There are all sorts of reasons people enjoy creative writing, but writers don’t always appreciate that their mental health can benefit from it in many ways. Writing can be a tool for understanding yourself and the world around you. It can provide structure, give you a safe space to express yourself and allow you to channel your imagination creatively. Here are ten reasons why writing can have a positive effect on your mental health.
1. Writing is a brilliant mindfulness tool
Expressing what you think and how you feel in writing enables you to clarify your thoughts and understand your feelings. It enables you to be ‘in the moment’ and focus on particular things that need your attention while freeing your mind from distractions.

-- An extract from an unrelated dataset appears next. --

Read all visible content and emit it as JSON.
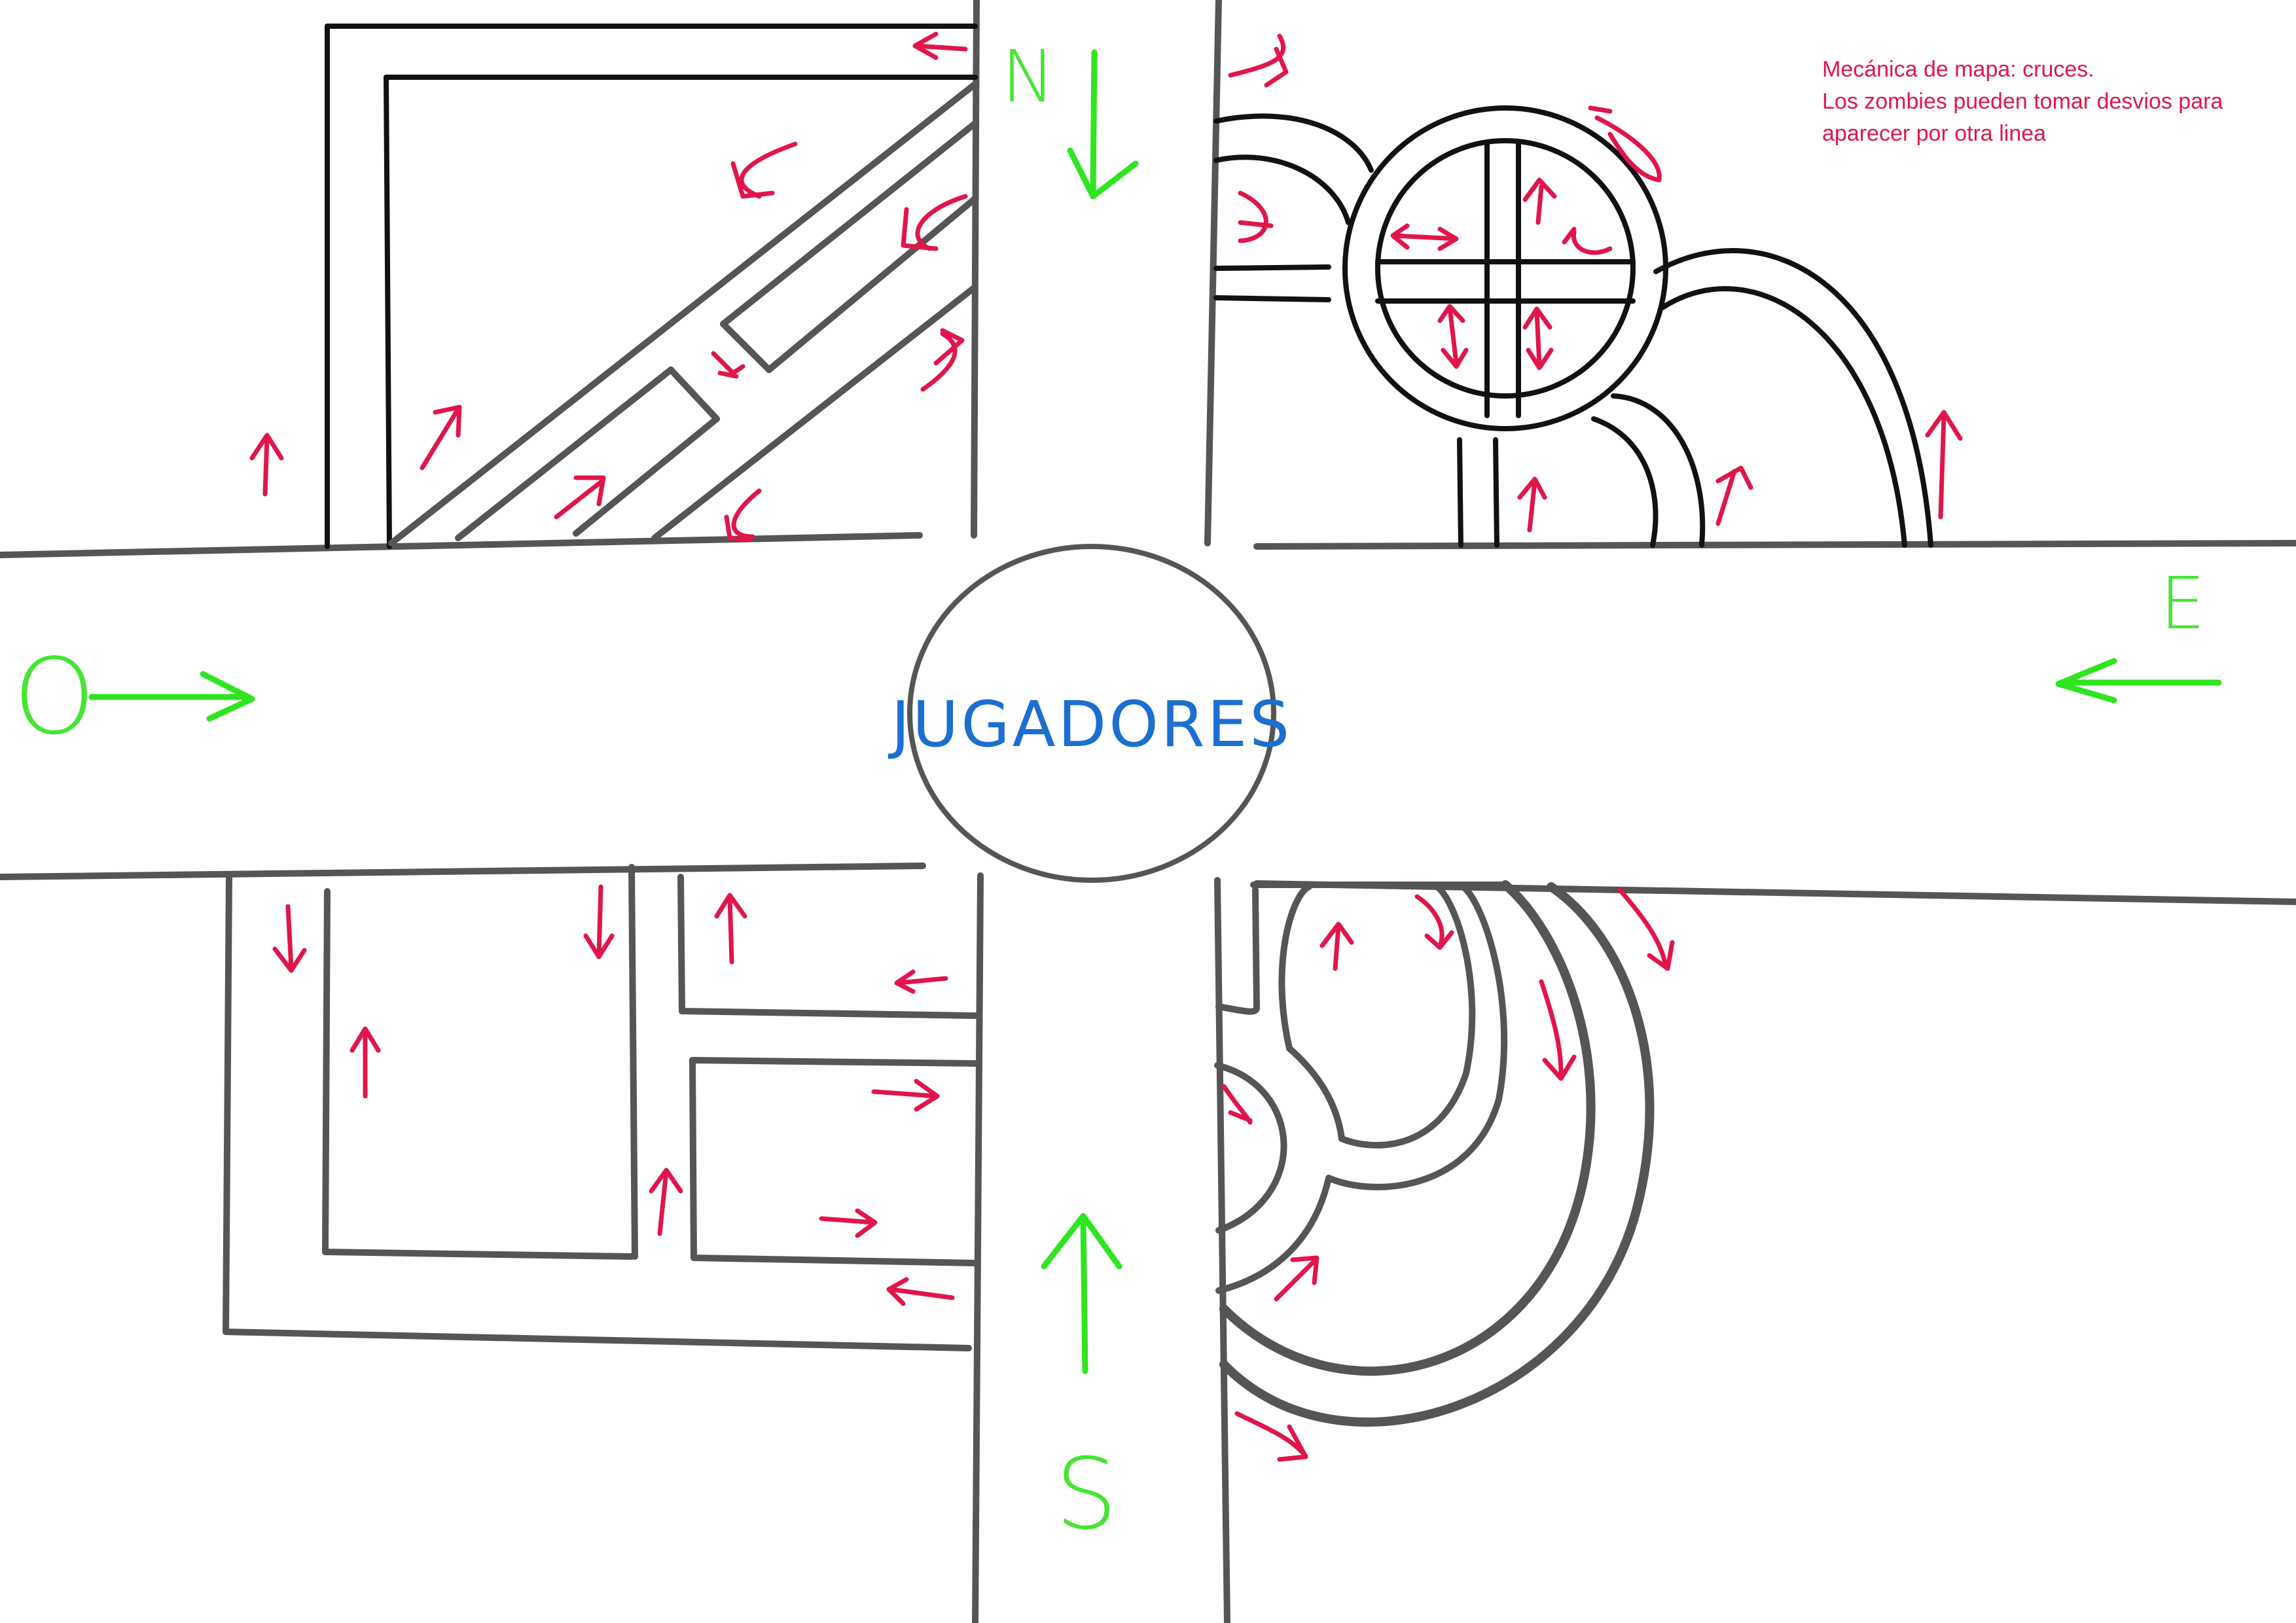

2. Writing helps you clear your head
Writing allows you to express yourself on paper with censoring your words. It allows you a safe space where you can put your thoughts and feelings, no matter how difficult or unruly, without worrying about what anyone else might think.

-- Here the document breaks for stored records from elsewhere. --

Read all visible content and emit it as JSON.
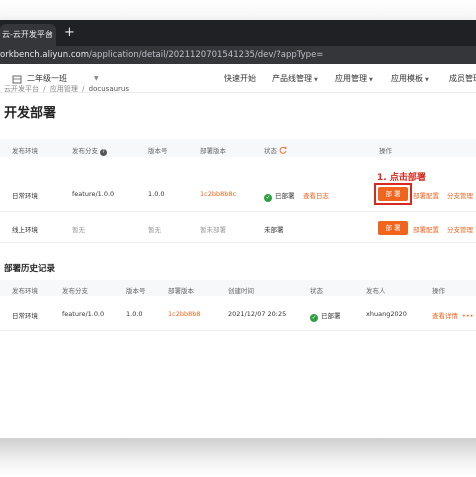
{
  "browser": {
    "tab_title": "云-云开发平台",
    "url_host": "orkbench.aliyun.com",
    "url_path": "/application/detail/20211207015412​35/dev/?appType="
  },
  "nav": {
    "org_label": "二年级一班",
    "items": [
      "快速开始",
      "产品线管理",
      "应用管理",
      "应用模板",
      "成员管理"
    ]
  },
  "breadcrumb": [
    "云开发平台",
    "/",
    "应用管理",
    "/",
    "docusaurus"
  ],
  "page_title": "开发部署",
  "env_table": {
    "headers": [
      "发布环境",
      "发布分支",
      "版本号",
      "部署版本",
      "状态",
      "操作"
    ],
    "rows": [
      {
        "env": "日常环境",
        "branch": "feature/1.0.0",
        "version": "1.0.0",
        "deploy_version": "1c2bb8b8c",
        "status": "已部署",
        "status_link": "查看日志",
        "deploy_label": "部 署",
        "link1": "部署配置",
        "link2": "分支管理"
      },
      {
        "env": "线上环境",
        "branch": "暂无",
        "version": "暂无",
        "deploy_version": "暂未部署",
        "status": "未部署",
        "deploy_label": "部 署",
        "link1": "部署配置",
        "link2": "分支管理"
      }
    ]
  },
  "annotation": "1. 点击部署",
  "history": {
    "title": "部署历史记录",
    "headers": [
      "发布环境",
      "发布分支",
      "版本号",
      "部署版本",
      "创建时间",
      "状态",
      "发布人",
      "操作"
    ],
    "rows": [
      {
        "env": "日常环境",
        "branch": "feature/1.0.0",
        "version": "1.0.0",
        "deploy_version": "1c2bb8b8",
        "created": "2021/12/07 20:25",
        "status": "已部署",
        "publisher": "xhuang2020",
        "op": "查看详情"
      }
    ]
  },
  "colors": {
    "accent": "#f0641e",
    "success": "#2ea042",
    "annotation": "#d9291e"
  }
}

3. Writing helps you to understand yourself better
If you keep a regular journal, it can it can help you discover patterns in your thinking that might be useful in helping you manage your mental health – for instance, if you have a cycle of good days where you feel well followed by a period of heightened sensitivity before a dip or crash.

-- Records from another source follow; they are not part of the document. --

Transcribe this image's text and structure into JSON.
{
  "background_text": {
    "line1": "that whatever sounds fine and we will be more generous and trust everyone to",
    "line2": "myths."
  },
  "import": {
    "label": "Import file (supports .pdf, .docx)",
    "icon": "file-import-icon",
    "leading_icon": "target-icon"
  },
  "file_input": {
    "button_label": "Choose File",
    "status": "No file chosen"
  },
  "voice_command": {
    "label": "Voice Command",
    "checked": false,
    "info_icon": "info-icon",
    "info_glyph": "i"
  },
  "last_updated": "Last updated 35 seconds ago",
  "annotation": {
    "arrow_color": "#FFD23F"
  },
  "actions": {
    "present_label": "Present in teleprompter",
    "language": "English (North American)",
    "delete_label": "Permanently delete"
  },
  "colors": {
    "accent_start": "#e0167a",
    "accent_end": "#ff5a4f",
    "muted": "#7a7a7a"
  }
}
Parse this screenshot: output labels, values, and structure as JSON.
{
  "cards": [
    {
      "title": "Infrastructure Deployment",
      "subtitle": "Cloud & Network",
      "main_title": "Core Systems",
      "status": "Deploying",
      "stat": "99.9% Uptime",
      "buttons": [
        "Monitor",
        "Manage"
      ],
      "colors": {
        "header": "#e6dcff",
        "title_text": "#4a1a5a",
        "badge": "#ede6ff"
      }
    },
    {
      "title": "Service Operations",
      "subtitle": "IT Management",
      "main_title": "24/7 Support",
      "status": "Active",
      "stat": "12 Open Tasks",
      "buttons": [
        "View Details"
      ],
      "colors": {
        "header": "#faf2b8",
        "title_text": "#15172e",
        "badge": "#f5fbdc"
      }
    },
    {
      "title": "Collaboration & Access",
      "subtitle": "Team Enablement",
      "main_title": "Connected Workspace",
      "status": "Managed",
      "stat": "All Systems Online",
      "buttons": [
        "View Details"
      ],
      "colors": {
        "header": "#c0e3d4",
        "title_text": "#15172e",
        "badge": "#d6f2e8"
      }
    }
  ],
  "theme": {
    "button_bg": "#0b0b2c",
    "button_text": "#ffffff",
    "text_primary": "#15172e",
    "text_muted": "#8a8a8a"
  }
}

4. Writing can help you come to terms with things
Writing may help you find words for things that are difficult for you to speak about – even to yourself. Putting your experiences on the page can help you to find understanding about issues that have affected you. Be careful here though – this is writing at a very deep level and is the kind of writing that must only be undertaken when you are absolutely ready to do it. It can’t be forced and it has to come from you.
5. Writing transforms raw material into something of value
Channelling your creativity and expressing your unique voice in writing may help you to transform difficult feelings and emotions into poetry or prose. Creating a piece of finished work is a huge achievement that should bolster your sense of self-worth – you are a person who can create, and turn your experience into literature.
6. Writing helps you focus your energies
Rather than bottle them up or have anxious thoughts on an internal loop, you can channel your feelings and emotions onto the page. The shift in emphasis from you to your creativity may give you a welcome mental space and provide positive feelings of wellbeing.
7. Writing provides you with structure and goals
Committing yourself to a regular writing practice – daily if possible – provides structure and routine and gives a shape to the day. Turning up for that practice counts as a massive achievement on the days when we don’t feel capable of getting out of bed. Setting writing targets and achieving them will enforce self-worth.
8. Writing gives you a break from yourself
Depending on what you are writing, writing also gives you ‘time out’ from yourself. You can be in someone else’s story rather than your own, and create them possibilities for change that might not seem accessible to you yourself. Expanding on this, creating possibilities for your characters and fictional situations might help you believe that you can do that in your non-writing life too.
9. Writing helps you cope
Writing things down helps you understand them better. Writing down a list of tasks that need to be completed, or targets that you want to meet, makes them easier to visualise, and therefore more achievable. Writing helps you break things down into manageable parts and see things more clearly.
10. Writing lifts your spirits
Writing for pleasure and doing it because you love it will boost your spirits. Expressing yourself in writing can enhance your wellbeing and boost your confidence.
Interested in reading more about the relationship between writing and mental health? Discover how writing Breakdown and Repair helped author Mark Simmonds through his own experience.